* _Work to complete_: Within the records below, find each line that holds the string "site", then copy it.

Web page and app entries:
== Segment start ==
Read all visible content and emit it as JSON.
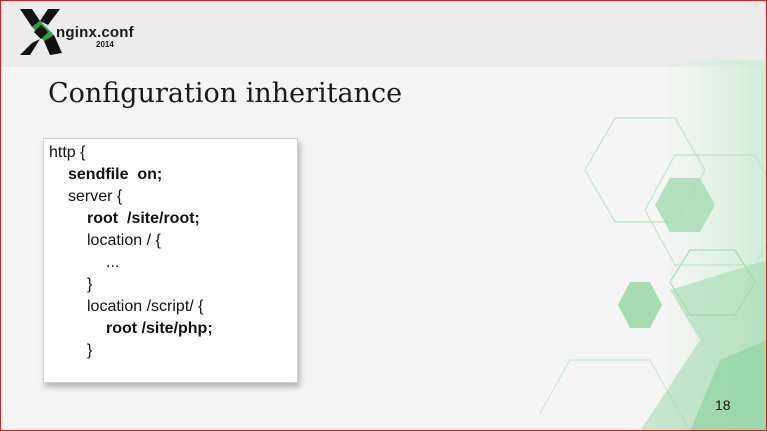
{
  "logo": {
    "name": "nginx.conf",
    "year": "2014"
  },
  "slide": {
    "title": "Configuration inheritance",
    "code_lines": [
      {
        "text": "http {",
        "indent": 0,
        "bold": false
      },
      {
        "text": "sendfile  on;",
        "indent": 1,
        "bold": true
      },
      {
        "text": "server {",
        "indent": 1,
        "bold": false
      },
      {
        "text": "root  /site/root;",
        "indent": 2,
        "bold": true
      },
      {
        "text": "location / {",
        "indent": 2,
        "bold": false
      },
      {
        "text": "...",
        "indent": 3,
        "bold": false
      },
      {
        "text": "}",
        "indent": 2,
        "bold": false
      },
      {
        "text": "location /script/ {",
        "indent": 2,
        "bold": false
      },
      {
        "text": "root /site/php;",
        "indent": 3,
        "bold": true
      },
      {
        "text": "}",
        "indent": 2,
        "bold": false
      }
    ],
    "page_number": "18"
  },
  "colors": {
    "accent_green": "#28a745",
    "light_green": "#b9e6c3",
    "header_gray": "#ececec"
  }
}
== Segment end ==
* _Task output_:
        "text": "root  /site/root;",
        "text": "root /site/php;",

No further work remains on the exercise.